┌─ INPUT MATERIAL

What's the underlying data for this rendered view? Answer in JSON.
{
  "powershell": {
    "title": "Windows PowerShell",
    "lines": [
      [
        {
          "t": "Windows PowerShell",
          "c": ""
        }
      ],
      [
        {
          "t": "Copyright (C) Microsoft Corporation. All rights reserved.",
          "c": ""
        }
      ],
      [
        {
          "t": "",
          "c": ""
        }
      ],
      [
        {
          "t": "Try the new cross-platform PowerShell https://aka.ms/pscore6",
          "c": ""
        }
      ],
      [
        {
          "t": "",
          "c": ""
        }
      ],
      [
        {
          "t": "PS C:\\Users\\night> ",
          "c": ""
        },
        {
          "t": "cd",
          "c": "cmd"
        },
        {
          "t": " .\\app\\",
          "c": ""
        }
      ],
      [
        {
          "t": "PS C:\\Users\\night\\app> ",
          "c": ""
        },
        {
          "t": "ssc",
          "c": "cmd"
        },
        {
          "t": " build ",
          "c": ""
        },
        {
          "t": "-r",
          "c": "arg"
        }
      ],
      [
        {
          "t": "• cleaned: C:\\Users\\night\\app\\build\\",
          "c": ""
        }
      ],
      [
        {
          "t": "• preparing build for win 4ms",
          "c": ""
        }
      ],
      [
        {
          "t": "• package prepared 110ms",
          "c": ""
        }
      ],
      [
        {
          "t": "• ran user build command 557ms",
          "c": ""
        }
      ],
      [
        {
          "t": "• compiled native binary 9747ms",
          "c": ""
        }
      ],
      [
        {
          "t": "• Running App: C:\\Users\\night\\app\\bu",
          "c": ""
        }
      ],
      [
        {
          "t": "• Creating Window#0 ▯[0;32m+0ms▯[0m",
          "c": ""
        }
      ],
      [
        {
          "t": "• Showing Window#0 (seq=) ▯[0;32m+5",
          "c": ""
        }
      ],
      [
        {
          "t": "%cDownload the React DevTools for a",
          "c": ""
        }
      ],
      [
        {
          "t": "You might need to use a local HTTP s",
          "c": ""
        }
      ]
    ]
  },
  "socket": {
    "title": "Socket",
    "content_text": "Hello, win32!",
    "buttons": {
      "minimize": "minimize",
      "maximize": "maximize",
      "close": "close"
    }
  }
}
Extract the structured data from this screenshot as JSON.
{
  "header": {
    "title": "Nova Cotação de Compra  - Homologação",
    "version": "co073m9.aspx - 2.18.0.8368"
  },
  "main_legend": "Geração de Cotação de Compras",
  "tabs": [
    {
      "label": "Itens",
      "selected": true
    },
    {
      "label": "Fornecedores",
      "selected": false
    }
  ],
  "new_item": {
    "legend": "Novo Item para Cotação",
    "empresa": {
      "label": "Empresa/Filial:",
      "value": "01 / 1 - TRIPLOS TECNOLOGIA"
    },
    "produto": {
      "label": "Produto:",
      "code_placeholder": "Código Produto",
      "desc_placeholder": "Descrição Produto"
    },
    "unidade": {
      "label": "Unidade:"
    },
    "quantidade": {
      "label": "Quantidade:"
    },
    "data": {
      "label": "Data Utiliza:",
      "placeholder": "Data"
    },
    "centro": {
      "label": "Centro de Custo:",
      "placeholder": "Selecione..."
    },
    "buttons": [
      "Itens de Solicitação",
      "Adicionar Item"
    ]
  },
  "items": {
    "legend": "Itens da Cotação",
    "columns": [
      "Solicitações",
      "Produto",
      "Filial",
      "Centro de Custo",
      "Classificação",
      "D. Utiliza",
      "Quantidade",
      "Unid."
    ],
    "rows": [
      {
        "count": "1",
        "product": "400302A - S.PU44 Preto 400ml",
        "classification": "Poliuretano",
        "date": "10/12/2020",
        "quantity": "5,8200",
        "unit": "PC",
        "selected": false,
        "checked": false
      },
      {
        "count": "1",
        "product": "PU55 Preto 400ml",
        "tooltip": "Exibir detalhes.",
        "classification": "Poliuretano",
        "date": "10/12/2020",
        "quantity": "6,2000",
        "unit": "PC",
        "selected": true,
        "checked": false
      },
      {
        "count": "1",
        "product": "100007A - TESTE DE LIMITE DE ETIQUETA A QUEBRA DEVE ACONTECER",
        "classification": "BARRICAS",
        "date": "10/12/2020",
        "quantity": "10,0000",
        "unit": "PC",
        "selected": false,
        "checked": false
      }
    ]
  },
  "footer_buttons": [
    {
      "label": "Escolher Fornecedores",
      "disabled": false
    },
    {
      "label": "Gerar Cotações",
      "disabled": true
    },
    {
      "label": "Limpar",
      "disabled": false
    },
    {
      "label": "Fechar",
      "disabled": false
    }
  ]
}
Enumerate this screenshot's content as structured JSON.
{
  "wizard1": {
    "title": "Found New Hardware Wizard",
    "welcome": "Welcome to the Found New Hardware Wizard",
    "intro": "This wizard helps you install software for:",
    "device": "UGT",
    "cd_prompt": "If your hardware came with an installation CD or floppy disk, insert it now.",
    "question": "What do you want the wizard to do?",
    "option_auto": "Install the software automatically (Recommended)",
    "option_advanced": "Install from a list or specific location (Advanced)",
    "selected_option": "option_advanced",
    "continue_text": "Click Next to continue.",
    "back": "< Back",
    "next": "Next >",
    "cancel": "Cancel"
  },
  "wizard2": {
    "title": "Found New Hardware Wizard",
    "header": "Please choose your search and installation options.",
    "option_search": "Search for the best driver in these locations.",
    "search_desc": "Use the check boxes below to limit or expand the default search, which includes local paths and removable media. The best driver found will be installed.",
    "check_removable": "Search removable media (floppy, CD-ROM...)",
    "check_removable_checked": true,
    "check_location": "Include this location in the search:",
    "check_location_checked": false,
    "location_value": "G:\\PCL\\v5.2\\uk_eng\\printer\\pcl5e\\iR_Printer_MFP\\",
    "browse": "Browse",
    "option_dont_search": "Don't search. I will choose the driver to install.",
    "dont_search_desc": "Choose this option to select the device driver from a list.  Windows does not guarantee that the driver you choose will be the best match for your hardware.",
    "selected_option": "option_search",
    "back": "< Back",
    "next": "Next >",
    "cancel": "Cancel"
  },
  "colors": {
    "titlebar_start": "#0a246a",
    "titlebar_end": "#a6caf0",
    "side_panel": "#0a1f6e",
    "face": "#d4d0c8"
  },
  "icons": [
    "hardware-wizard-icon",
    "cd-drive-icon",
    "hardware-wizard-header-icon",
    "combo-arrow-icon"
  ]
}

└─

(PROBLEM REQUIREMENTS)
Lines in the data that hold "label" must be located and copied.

(RESPONSE TO THE EXERCISE)
      "label": "Itens",
      "label": "Fornecedores",
      "label": "Empresa/Filial:",
      "label": "Produto:",
      "label": "Unidade:"
      "label": "Quantidade:"
      "label": "Data Utiliza:",
      "label": "Centro de Custo:",
      "label": "Escolher Fornecedores",
      "label": "Gerar Cotações",
      "label": "Limpar",
      "label": "Fechar",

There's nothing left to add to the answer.